* _Task instructions_:
Could you print all the entries below exactly as they appear, omitting the pictures?

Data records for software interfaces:
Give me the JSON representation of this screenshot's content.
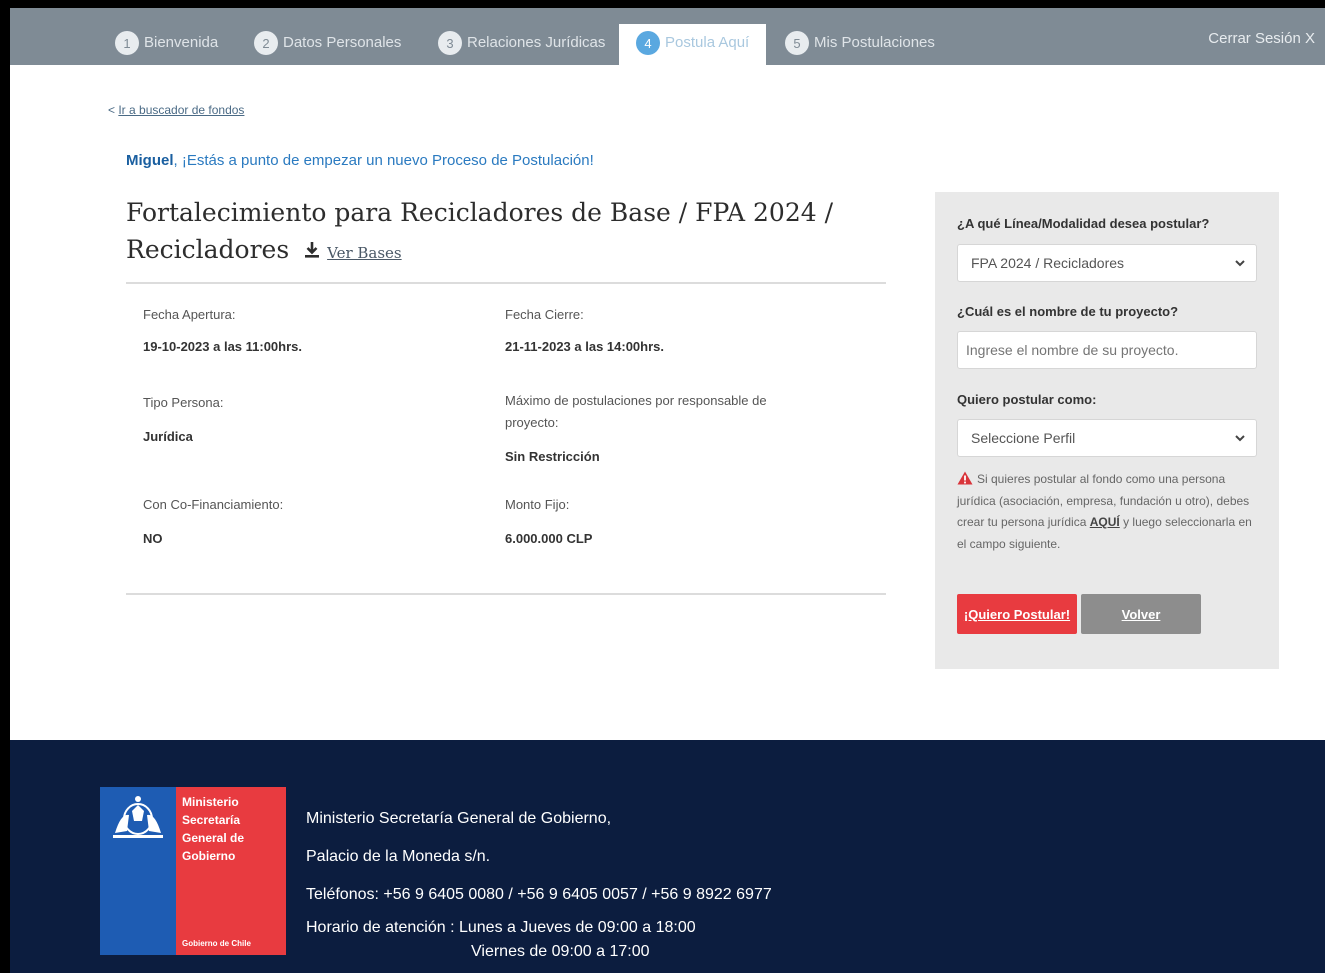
{
  "nav": {
    "steps": [
      {
        "num": "1",
        "label": "Bienvenida"
      },
      {
        "num": "2",
        "label": "Datos Personales"
      },
      {
        "num": "3",
        "label": "Relaciones Jurídicas"
      },
      {
        "num": "4",
        "label": "Postula Aquí"
      },
      {
        "num": "5",
        "label": "Mis Postulaciones"
      }
    ],
    "active_index": 4,
    "logout": "Cerrar Sesión X"
  },
  "back_link": {
    "prefix": "< ",
    "label": "Ir a buscador de fondos"
  },
  "greeting": {
    "name": "Miguel",
    "text": ", ¡Estás a punto de empezar un nuevo Proceso de Postulación!"
  },
  "fund": {
    "title": "Fortalecimiento para Recicladores de Base / FPA 2024 / Recicladores",
    "bases_label": "Ver Bases",
    "download_icon": "download-icon"
  },
  "details": {
    "apertura_label": "Fecha Apertura:",
    "apertura_value": "19-10-2023 a las 11:00hrs.",
    "cierre_label": "Fecha Cierre:",
    "cierre_value": "21-11-2023 a las 14:00hrs.",
    "tipo_label": "Tipo Persona:",
    "tipo_value": "Jurídica",
    "maximo_label": "Máximo de postulaciones por responsable de proyecto:",
    "maximo_value": "Sin Restricción",
    "cofin_label": "Con Co-Financiamiento:",
    "cofin_value": "NO",
    "monto_label": "Monto Fijo:",
    "monto_value": "6.000.000 CLP"
  },
  "form": {
    "linea_label": "¿A qué Línea/Modalidad desea postular?",
    "linea_value": "FPA 2024 / Recicladores",
    "nombre_label": "¿Cuál es el nombre de tu proyecto?",
    "nombre_placeholder": "Ingrese el nombre de su proyecto.",
    "perfil_label": "Quiero postular como:",
    "perfil_value": "Seleccione Perfil",
    "warning_before": "Si quieres postular al fondo como una persona jurídica (asociación, empresa, fundación u otro), debes crear tu persona jurídica ",
    "warning_link": "AQUÍ",
    "warning_after": " y luego seleccionarla en el campo siguiente.",
    "submit_label": "¡Quiero Postular!",
    "back_label": "Volver"
  },
  "footer": {
    "logo_lines": [
      "Ministerio",
      "Secretaría",
      "General de",
      "Gobierno"
    ],
    "logo_sub": "Gobierno de Chile",
    "line1": "Ministerio Secretaría General de Gobierno,",
    "line2": "Palacio de la Moneda s/n.",
    "line3": "Teléfonos: +56 9 6405 0080 / +56 9 6405 0057 / +56 9 8922 6977",
    "line4": "Horario de atención : Lunes a Jueves de 09:00 a 18:00",
    "line5": "Viernes de 09:00 a 17:00"
  },
  "colors": {
    "nav_bg": "#7f8b95",
    "accent_blue": "#2a7ac0",
    "button_red": "#e83b40",
    "button_grey": "#8d8d8d",
    "footer_bg": "#0c1d3f"
  }
}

* _Exercise result_:
Give me the JSON representation of this screenshot's content.
{
  "nav": {
    "steps": [
      {
        "num": "1",
        "label": "Bienvenida"
      },
      {
        "num": "2",
        "label": "Datos Personales"
      },
      {
        "num": "3",
        "label": "Relaciones Jurídicas"
      },
      {
        "num": "4",
        "label": "Postula Aquí"
      },
      {
        "num": "5",
        "label": "Mis Postulaciones"
      }
    ],
    "active_index": 4,
    "logout": "Cerrar Sesión X"
  },
  "back_link": {
    "prefix": "< ",
    "label": "Ir a buscador de fondos"
  },
  "greeting": {
    "name": "Miguel",
    "text": ", ¡Estás a punto de empezar un nuevo Proceso de Postulación!"
  },
  "fund": {
    "title": "Fortalecimiento para Recicladores de Base / FPA 2024 / Recicladores",
    "bases_label": "Ver Bases",
    "download_icon": "download-icon"
  },
  "details": {
    "apertura_label": "Fecha Apertura:",
    "apertura_value": "19-10-2023 a las 11:00hrs.",
    "cierre_label": "Fecha Cierre:",
    "cierre_value": "21-11-2023 a las 14:00hrs.",
    "tipo_label": "Tipo Persona:",
    "tipo_value": "Jurídica",
    "maximo_label": "Máximo de postulaciones por responsable de proyecto:",
    "maximo_value": "Sin Restricción",
    "cofin_label": "Con Co-Financiamiento:",
    "cofin_value": "NO",
    "monto_label": "Monto Fijo:",
    "monto_value": "6.000.000 CLP"
  },
  "form": {
    "linea_label": "¿A qué Línea/Modalidad desea postular?",
    "linea_value": "FPA 2024 / Recicladores",
    "nombre_label": "¿Cuál es el nombre de tu proyecto?",
    "nombre_placeholder": "Ingrese el nombre de su proyecto.",
    "perfil_label": "Quiero postular como:",
    "perfil_value": "Seleccione Perfil",
    "warning_before": "Si quieres postular al fondo como una persona jurídica (asociación, empresa, fundación u otro), debes crear tu persona jurídica ",
    "warning_link": "AQUÍ",
    "warning_after": " y luego seleccionarla en el campo siguiente.",
    "submit_label": "¡Quiero Postular!",
    "back_label": "Volver"
  },
  "footer": {
    "logo_lines": [
      "Ministerio",
      "Secretaría",
      "General de",
      "Gobierno"
    ],
    "logo_sub": "Gobierno de Chile",
    "line1": "Ministerio Secretaría General de Gobierno,",
    "line2": "Palacio de la Moneda s/n.",
    "line3": "Teléfonos: +56 9 6405 0080 / +56 9 6405 0057 / +56 9 8922 6977",
    "line4": "Horario de atención : Lunes a Jueves de 09:00 a 18:00",
    "line5": "Viernes de 09:00 a 17:00"
  },
  "colors": {
    "nav_bg": "#7f8b95",
    "accent_blue": "#2a7ac0",
    "button_red": "#e83b40",
    "button_grey": "#8d8d8d",
    "footer_bg": "#0c1d3f"
  }
}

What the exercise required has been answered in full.